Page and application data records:
_ _ _ _ _

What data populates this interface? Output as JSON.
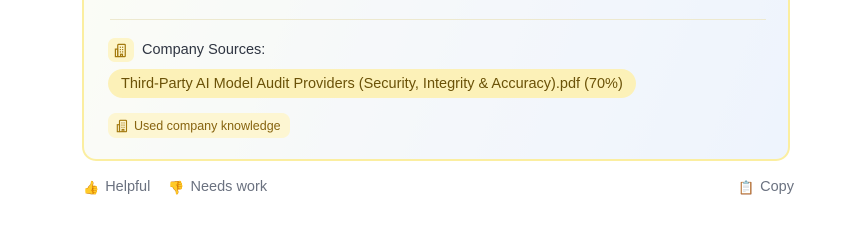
{
  "card": {
    "sources_title": "Company Sources:",
    "source_document": "Third-Party AI Model Audit Providers (Security, Integrity & Accuracy).pdf (70%)",
    "knowledge_badge": "Used company knowledge",
    "top_clipped_text": "(                                  )"
  },
  "feedback": {
    "helpful_label": "Helpful",
    "helpful_icon": "👍",
    "needs_work_label": "Needs work",
    "needs_work_icon": "👎",
    "copy_label": "Copy",
    "copy_icon": "📋"
  },
  "colors": {
    "card_border": "#fbeea0",
    "pill_bg": "#fcf1b8",
    "pill_text": "#6b5208",
    "badge_text": "#876410"
  }
}
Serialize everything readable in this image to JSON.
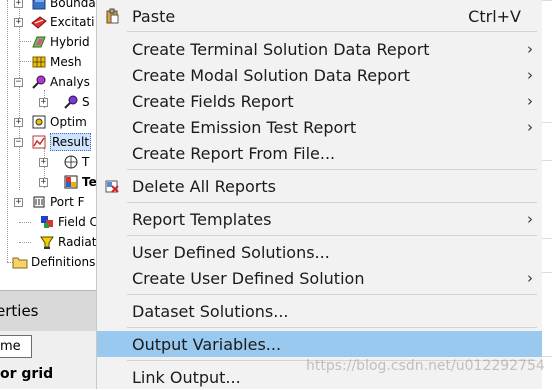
{
  "tree": {
    "items": [
      {
        "label": "Bounda",
        "icon": "boundary-icon"
      },
      {
        "label": "Excitati",
        "icon": "excitation-icon"
      },
      {
        "label": "Hybrid",
        "icon": "hybrid-icon"
      },
      {
        "label": "Mesh",
        "icon": "mesh-icon"
      },
      {
        "label": "Analys",
        "icon": "analysis-icon"
      },
      {
        "label": "S",
        "icon": "setup-icon"
      },
      {
        "label": "Optim",
        "icon": "optimetrics-icon"
      },
      {
        "label": "Result",
        "icon": "results-icon"
      },
      {
        "label": "T",
        "icon": "plot-icon"
      },
      {
        "label": "Te",
        "icon": "report-icon"
      },
      {
        "label": "Port F",
        "icon": "port-field-icon"
      },
      {
        "label": "Field C",
        "icon": "field-overlay-icon"
      },
      {
        "label": "Radiati",
        "icon": "radiation-icon"
      },
      {
        "label": "Definitions",
        "icon": "folder-icon"
      }
    ]
  },
  "properties": {
    "title": "erties",
    "column_header": "me",
    "row_label": "or grid"
  },
  "menu": {
    "items": [
      {
        "label": "Paste",
        "shortcut": "Ctrl+V",
        "icon": "paste-icon"
      },
      {
        "label": "Create Terminal Solution Data Report",
        "submenu": "›"
      },
      {
        "label": "Create Modal Solution Data Report",
        "submenu": "›"
      },
      {
        "label": "Create Fields Report",
        "submenu": "›"
      },
      {
        "label": "Create Emission Test Report",
        "submenu": "›"
      },
      {
        "label": "Create Report From File..."
      },
      {
        "label": "Delete All Reports",
        "icon": "delete-reports-icon"
      },
      {
        "label": "Report Templates",
        "submenu": "›"
      },
      {
        "label": "User Defined Solutions..."
      },
      {
        "label": "Create User Defined Solution",
        "submenu": "›"
      },
      {
        "label": "Dataset Solutions..."
      },
      {
        "label": "Output Variables..."
      },
      {
        "label": "Link Output..."
      }
    ]
  },
  "colors": {
    "highlight": "#99c9ef",
    "menu_bg": "#f2f2f2"
  },
  "watermark": "https://blog.csdn.net/u012292754"
}
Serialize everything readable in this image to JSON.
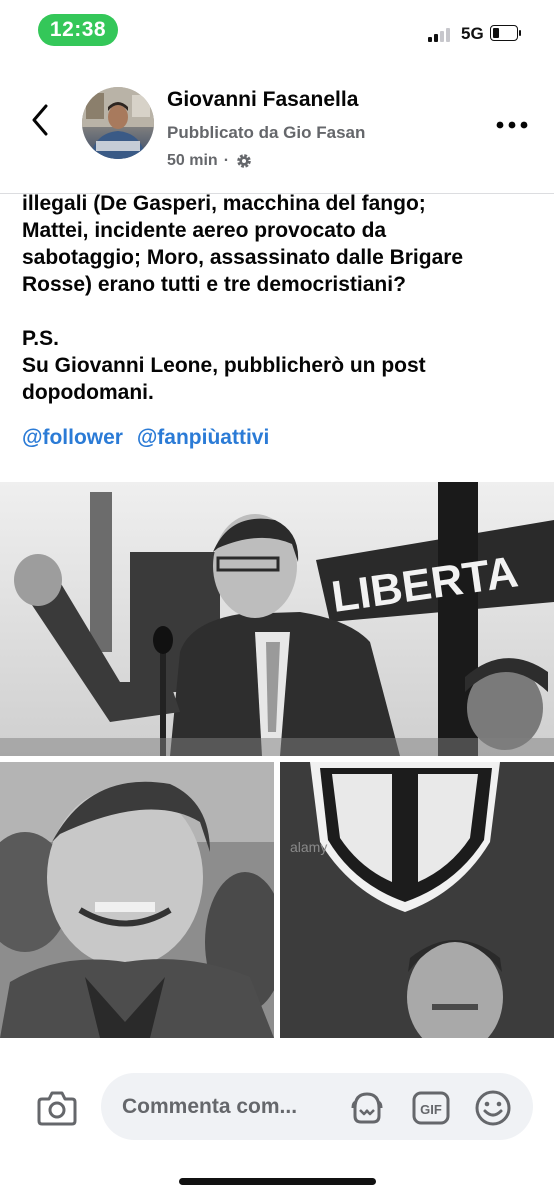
{
  "status_bar": {
    "time": "12:38",
    "network": "5G",
    "battery_percent": 20
  },
  "header": {
    "title": "Giovanni Fasanella",
    "subtitle": "Pubblicato da Gio Fasan",
    "time": "50 min",
    "separator": "·",
    "icons": {
      "back": "chevron-left-icon",
      "privacy": "gear-icon",
      "more": "more-horizontal-icon"
    }
  },
  "post": {
    "lines": [
      "illegali (De Gasperi, macchina del fango;",
      "Mattei, incidente aereo provocato da",
      "sabotaggio; Moro, assassinato dalle Brigare",
      "Rosse) erano tutti e tre democristiani?"
    ],
    "ps_label": "P.S.",
    "ps_lines": [
      "Su Giovanni Leone, pubblicherò un post",
      "dopodomani."
    ],
    "tags": [
      "@follower",
      "@fanpiùattivi"
    ]
  },
  "photos": {
    "main_banner_text": "LIBERTA",
    "watermark": "alamy"
  },
  "comment_bar": {
    "placeholder": "Commenta com...",
    "gif_label": "GIF",
    "icons": [
      "camera-icon",
      "avatar-sticker-icon",
      "gif-icon",
      "emoji-icon"
    ]
  }
}
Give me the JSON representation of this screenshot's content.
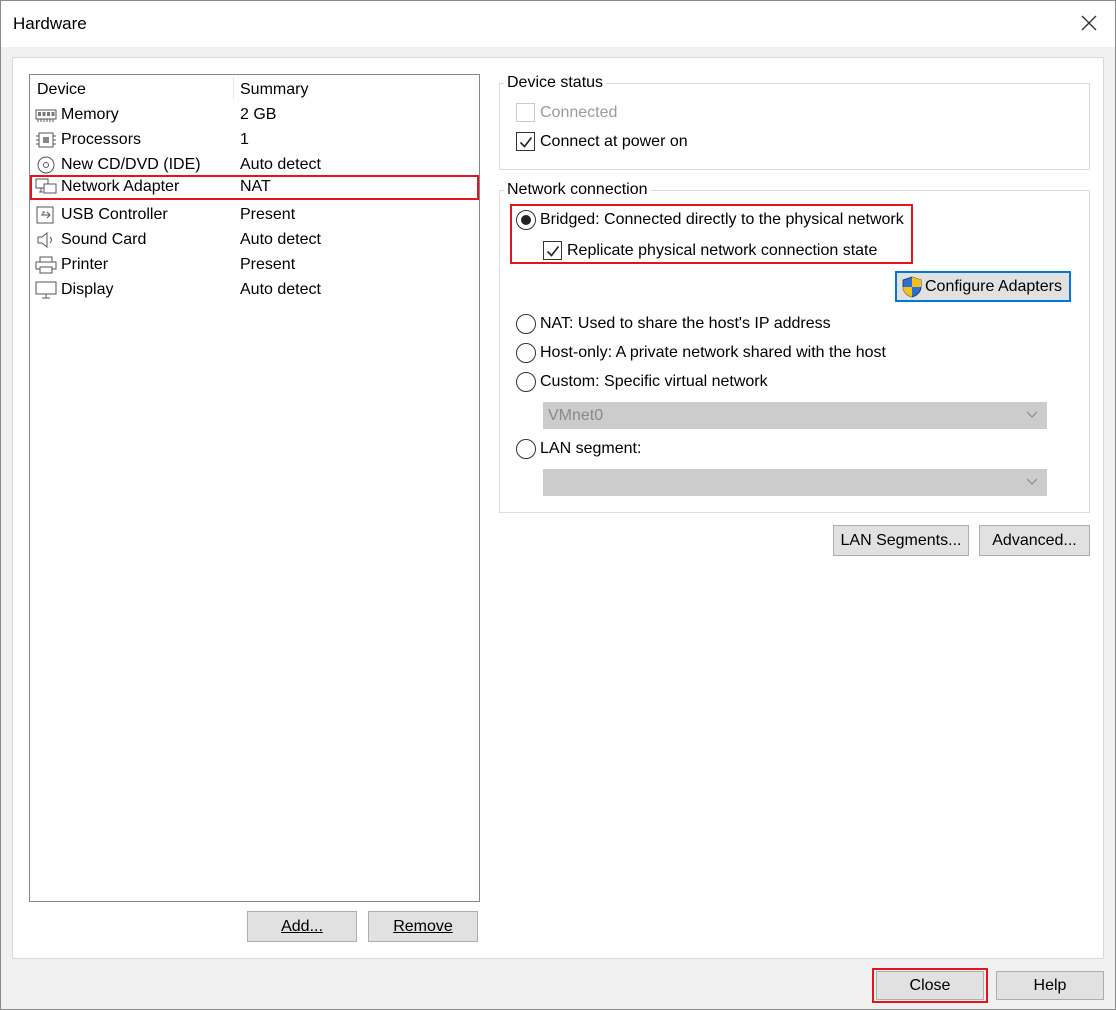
{
  "window": {
    "title": "Hardware"
  },
  "device_list": {
    "headers": {
      "device": "Device",
      "summary": "Summary"
    },
    "rows": [
      {
        "name": "Memory",
        "summary": "2 GB",
        "icon": "memory-icon"
      },
      {
        "name": "Processors",
        "summary": "1",
        "icon": "processor-icon"
      },
      {
        "name": "New CD/DVD (IDE)",
        "summary": "Auto detect",
        "icon": "cd-dvd-icon"
      },
      {
        "name": "Network Adapter",
        "summary": "NAT",
        "icon": "network-adapter-icon",
        "selected": true
      },
      {
        "name": "USB Controller",
        "summary": "Present",
        "icon": "usb-icon"
      },
      {
        "name": "Sound Card",
        "summary": "Auto detect",
        "icon": "speaker-icon"
      },
      {
        "name": "Printer",
        "summary": "Present",
        "icon": "printer-icon"
      },
      {
        "name": "Display",
        "summary": "Auto detect",
        "icon": "monitor-icon"
      }
    ],
    "add_button": "Add...",
    "remove_button": "Remove"
  },
  "device_status": {
    "label": "Device status",
    "connected": {
      "label": "Connected",
      "checked": false,
      "enabled": false
    },
    "connect_at_power_on": {
      "label": "Connect at power on",
      "checked": true
    }
  },
  "network_connection": {
    "label": "Network connection",
    "bridged": {
      "label": "Bridged: Connected directly to the physical network",
      "selected": true
    },
    "replicate": {
      "label": "Replicate physical network connection state",
      "checked": true
    },
    "configure_adapters": "Configure Adapters",
    "nat": {
      "label": "NAT: Used to share the host's IP address"
    },
    "host_only": {
      "label": "Host-only: A private network shared with the host"
    },
    "custom": {
      "label": "Custom: Specific virtual network",
      "select_value": "VMnet0"
    },
    "lan_segment": {
      "label": "LAN segment:",
      "select_value": ""
    }
  },
  "buttons": {
    "lan_segments": "LAN Segments...",
    "advanced": "Advanced...",
    "close": "Close",
    "help": "Help"
  },
  "colors": {
    "highlight": "#e0161b",
    "button_face": "#e1e1e1",
    "focus_blue": "#0078d7"
  }
}
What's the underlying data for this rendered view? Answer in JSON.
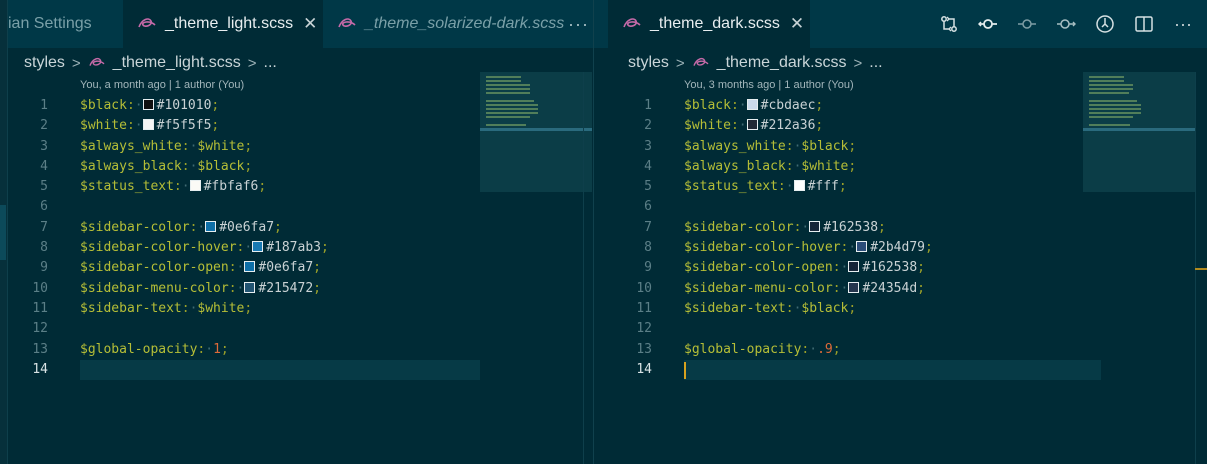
{
  "left": {
    "tabs": [
      {
        "label": "ian Settings",
        "active": false,
        "italic": false,
        "close": false
      },
      {
        "label": "_theme_light.scss",
        "active": true,
        "italic": false,
        "close": true
      },
      {
        "label": "_theme_solarized-dark.scss",
        "active": false,
        "italic": true,
        "close": false
      }
    ],
    "more": "···",
    "breadcrumb": {
      "folder": "styles",
      "file": "_theme_light.scss",
      "ellipsis": "..."
    },
    "blame": "You, a month ago | 1 author (You)",
    "lines": [
      {
        "n": "1",
        "var": "$black",
        "swatch": "#101010",
        "value": "#101010"
      },
      {
        "n": "2",
        "var": "$white",
        "swatch": "#f5f5f5",
        "value": "#f5f5f5"
      },
      {
        "n": "3",
        "var": "$always_white",
        "value": "$white"
      },
      {
        "n": "4",
        "var": "$always_black",
        "value": "$black"
      },
      {
        "n": "5",
        "var": "$status_text",
        "swatch": "#fbfaf6",
        "value": "#fbfaf6"
      },
      {
        "n": "6"
      },
      {
        "n": "7",
        "var": "$sidebar-color",
        "swatch": "#0e6fa7",
        "value": "#0e6fa7"
      },
      {
        "n": "8",
        "var": "$sidebar-color-hover",
        "swatch": "#187ab3",
        "value": "#187ab3"
      },
      {
        "n": "9",
        "var": "$sidebar-color-open",
        "swatch": "#0e6fa7",
        "value": "#0e6fa7"
      },
      {
        "n": "10",
        "var": "$sidebar-menu-color",
        "swatch": "#215472",
        "value": "#215472"
      },
      {
        "n": "11",
        "var": "$sidebar-text",
        "value": "$white"
      },
      {
        "n": "12"
      },
      {
        "n": "13",
        "var": "$global-opacity",
        "value": "1",
        "numeric": true
      },
      {
        "n": "14",
        "current": true
      }
    ]
  },
  "right": {
    "tab": {
      "label": "_theme_dark.scss",
      "close": true
    },
    "toolbar_icons": [
      "compare-changes-icon",
      "commit-icon",
      "previous-change-icon",
      "next-change-icon",
      "timeline-icon",
      "split-editor-icon",
      "more-actions-icon"
    ],
    "more": "···",
    "breadcrumb": {
      "folder": "styles",
      "file": "_theme_dark.scss",
      "ellipsis": "..."
    },
    "blame": "You, 3 months ago | 1 author (You)",
    "lines": [
      {
        "n": "1",
        "var": "$black",
        "swatch": "#cbdaec",
        "value": "#cbdaec"
      },
      {
        "n": "2",
        "var": "$white",
        "swatch": "#212a36",
        "value": "#212a36"
      },
      {
        "n": "3",
        "var": "$always_white",
        "value": "$black"
      },
      {
        "n": "4",
        "var": "$always_black",
        "value": "$white"
      },
      {
        "n": "5",
        "var": "$status_text",
        "swatch": "#ffffff",
        "value": "#fff"
      },
      {
        "n": "6"
      },
      {
        "n": "7",
        "var": "$sidebar-color",
        "swatch": "#162538",
        "value": "#162538"
      },
      {
        "n": "8",
        "var": "$sidebar-color-hover",
        "swatch": "#2b4d79",
        "value": "#2b4d79"
      },
      {
        "n": "9",
        "var": "$sidebar-color-open",
        "swatch": "#162538",
        "value": "#162538"
      },
      {
        "n": "10",
        "var": "$sidebar-menu-color",
        "swatch": "#24354d",
        "value": "#24354d"
      },
      {
        "n": "11",
        "var": "$sidebar-text",
        "value": "$black"
      },
      {
        "n": "12"
      },
      {
        "n": "13",
        "var": "$global-opacity",
        "value": ".9",
        "numeric": true
      },
      {
        "n": "14",
        "current": true
      }
    ]
  },
  "colors": {
    "background": "#002b36",
    "variable": "#b5be37",
    "number": "#dc6a3a",
    "caret": "#d7a21f",
    "sass_icon": "#c56aa8"
  }
}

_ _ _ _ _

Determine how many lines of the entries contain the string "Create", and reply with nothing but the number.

6